Burberry’s runway has been pulsating with feminine energy, from the soft-edged, gender-fluid men’s collection that Riccardo Tisci showed during London Fashion Week in February, to this latest women’s collection, a flurry of gold paillettes and fluttering fabrics, that debuted Wednesday via a filmed runway presentation.
Tisci’s messaging was clear: Before the show, he screened a short documentary by filmmaker Marc Isaacs highlighting a variety of women talking about power, femininity and their hopes for the future.
A few minutes later, Tisci’s new pal, the British musician Blane Muise, known as Shygirl, opened the presentation in a blaze of light as she recited an ode to nature, creation and eternity. In the liner notes, Tisci paid homage to his mother as an “incredible force of nature” who raised him and his eight sisters alone “with unfaltering purpose and pride.”
It’s no surprise that Tisci wanted this show to be “a big celebration of women” in all their sensuality and power. He said the Burberry vibe had traditionally been a masculine one embodied by the trench, the check, the tailored coat and cashmere scarf.
Fall 2021 was also a turning point for Tisci: It was his first stand-alone women’s show, and there wasn’t a stitch of streetwear, a puffer or a sneaker in sight.
Instead, there was lots of gold, shine and chunky faux fur, including coats with exaggerated flaps at the front or floppy fox tails at the hem. Wispy strips of fabric, inspired by flags and bunting, floated from waists, hems, collars and sleeves, while jackets with little wing panels at the back looked as if they were about to take flight.
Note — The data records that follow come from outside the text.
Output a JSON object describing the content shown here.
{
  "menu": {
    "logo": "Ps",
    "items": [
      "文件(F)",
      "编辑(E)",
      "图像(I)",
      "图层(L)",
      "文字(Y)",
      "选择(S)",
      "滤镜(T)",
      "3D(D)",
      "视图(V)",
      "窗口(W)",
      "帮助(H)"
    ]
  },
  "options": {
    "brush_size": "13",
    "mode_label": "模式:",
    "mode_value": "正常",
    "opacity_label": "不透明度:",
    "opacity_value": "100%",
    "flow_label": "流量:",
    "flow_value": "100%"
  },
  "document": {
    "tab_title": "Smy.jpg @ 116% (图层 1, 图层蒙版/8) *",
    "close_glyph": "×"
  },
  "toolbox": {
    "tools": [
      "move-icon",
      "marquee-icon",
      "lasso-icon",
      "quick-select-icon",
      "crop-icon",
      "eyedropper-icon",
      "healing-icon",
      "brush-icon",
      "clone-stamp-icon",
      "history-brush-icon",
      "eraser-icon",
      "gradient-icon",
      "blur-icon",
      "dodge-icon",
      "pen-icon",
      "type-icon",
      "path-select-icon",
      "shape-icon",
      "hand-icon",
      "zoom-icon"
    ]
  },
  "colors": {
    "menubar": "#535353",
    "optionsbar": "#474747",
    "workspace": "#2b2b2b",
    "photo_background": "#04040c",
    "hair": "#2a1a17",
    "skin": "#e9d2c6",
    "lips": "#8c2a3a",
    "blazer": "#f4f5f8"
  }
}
The silhouettes were languid and cool — a slouchy gold trench here, a floppy-sleeved dress there, and dramatic capes with handkerchief hems.
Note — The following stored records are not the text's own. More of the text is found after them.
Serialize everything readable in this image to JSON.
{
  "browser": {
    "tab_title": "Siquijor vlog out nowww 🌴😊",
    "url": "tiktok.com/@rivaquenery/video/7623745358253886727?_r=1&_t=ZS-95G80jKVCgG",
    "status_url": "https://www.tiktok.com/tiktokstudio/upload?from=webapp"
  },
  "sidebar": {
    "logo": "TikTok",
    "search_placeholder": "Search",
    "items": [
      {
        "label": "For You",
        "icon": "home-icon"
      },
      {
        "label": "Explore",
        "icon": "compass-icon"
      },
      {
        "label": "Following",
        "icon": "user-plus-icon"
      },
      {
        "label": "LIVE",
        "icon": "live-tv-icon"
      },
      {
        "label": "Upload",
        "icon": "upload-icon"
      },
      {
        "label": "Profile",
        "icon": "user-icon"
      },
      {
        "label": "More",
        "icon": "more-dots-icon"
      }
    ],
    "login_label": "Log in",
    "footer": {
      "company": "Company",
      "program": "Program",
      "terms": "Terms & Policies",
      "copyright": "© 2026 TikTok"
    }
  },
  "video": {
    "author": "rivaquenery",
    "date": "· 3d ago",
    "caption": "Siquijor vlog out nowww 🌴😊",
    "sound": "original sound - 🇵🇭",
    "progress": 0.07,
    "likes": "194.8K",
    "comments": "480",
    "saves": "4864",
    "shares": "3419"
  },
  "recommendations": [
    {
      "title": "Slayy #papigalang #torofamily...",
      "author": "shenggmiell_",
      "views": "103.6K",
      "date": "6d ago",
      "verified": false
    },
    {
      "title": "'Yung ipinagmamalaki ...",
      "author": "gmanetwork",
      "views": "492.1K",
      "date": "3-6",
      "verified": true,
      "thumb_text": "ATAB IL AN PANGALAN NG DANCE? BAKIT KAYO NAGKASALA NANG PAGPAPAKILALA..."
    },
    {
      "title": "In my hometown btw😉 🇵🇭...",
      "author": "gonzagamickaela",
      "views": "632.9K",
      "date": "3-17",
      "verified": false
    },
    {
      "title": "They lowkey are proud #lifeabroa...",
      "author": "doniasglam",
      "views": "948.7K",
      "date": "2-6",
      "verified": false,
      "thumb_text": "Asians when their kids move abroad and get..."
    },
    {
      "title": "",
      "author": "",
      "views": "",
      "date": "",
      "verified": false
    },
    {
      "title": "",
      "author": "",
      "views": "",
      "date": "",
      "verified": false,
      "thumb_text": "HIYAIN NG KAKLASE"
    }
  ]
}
Tisci described it as “childlike, very playful and very free,” as well as easy to wear and to layer. Aviator-style caps came with long flaps at the side, while snugly fitting gold ones resembled medieval chain mail. Tall, stretchy leather boots were glam.
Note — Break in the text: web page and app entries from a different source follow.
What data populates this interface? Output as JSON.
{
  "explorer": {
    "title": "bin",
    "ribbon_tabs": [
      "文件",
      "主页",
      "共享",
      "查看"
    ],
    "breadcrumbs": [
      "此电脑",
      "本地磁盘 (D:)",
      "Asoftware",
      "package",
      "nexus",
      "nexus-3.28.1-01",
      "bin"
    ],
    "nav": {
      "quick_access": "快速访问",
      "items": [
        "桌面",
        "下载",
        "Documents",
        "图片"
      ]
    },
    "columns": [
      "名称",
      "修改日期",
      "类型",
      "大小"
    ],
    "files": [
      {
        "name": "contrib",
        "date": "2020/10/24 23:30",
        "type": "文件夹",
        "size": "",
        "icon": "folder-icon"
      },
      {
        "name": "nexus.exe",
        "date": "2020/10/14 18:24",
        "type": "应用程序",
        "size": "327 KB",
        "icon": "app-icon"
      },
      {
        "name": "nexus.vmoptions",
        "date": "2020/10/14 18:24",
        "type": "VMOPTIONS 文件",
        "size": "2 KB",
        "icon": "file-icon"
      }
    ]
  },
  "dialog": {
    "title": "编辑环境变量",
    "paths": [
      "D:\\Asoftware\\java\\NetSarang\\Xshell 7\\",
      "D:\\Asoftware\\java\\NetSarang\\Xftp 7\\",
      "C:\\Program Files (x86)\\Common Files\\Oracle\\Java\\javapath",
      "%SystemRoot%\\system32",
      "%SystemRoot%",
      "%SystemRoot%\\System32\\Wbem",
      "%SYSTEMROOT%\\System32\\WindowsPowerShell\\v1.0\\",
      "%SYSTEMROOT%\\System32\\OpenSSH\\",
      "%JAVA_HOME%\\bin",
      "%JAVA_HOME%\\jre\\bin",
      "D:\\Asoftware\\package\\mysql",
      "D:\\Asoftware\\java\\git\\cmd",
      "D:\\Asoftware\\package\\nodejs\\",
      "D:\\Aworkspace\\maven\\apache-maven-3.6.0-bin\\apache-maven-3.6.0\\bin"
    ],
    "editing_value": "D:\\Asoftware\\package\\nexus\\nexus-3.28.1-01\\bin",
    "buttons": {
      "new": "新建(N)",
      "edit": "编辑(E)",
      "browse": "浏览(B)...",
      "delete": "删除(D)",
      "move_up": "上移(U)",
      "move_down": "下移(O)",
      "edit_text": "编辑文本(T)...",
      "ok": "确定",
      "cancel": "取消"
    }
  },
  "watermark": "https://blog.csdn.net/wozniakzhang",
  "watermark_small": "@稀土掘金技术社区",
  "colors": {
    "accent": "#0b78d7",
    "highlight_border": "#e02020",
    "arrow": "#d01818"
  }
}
In contrast to the punk, street-y toughness and androgyny of past seasons, this collection was gentle, with Tisci going for “nice, easy dresses for women to move in.” Indeed, they channeled the sort of freedom embodied by Twenties British fashion, when women tossed their corsets aside, slipped on looser styles, and cozied up to layers of fur.
Although the jury is still deliberating whether off-calendar, off-season fashion shows will have a future after lockdown lifts, the extra months have served Tisci well, and the designer said he loved having more time to spend with his team.
“The world needed to stop, and we took the opportunity to redefine the identity of Burberry. I think lockdown pushed everybody” to explore new horizons, said Tisci, recalling the words of his late friend Azzedine Alaïa, who would often tell him not to run so fast, and to show when he was ready.
“I’m not the only one who feels this way,” Tisci said.
He believes there’s no turning back: There’s a playful — and powerful — woman taking charge of Burberry’s runway now, and she doesn’t need to dress like the boys.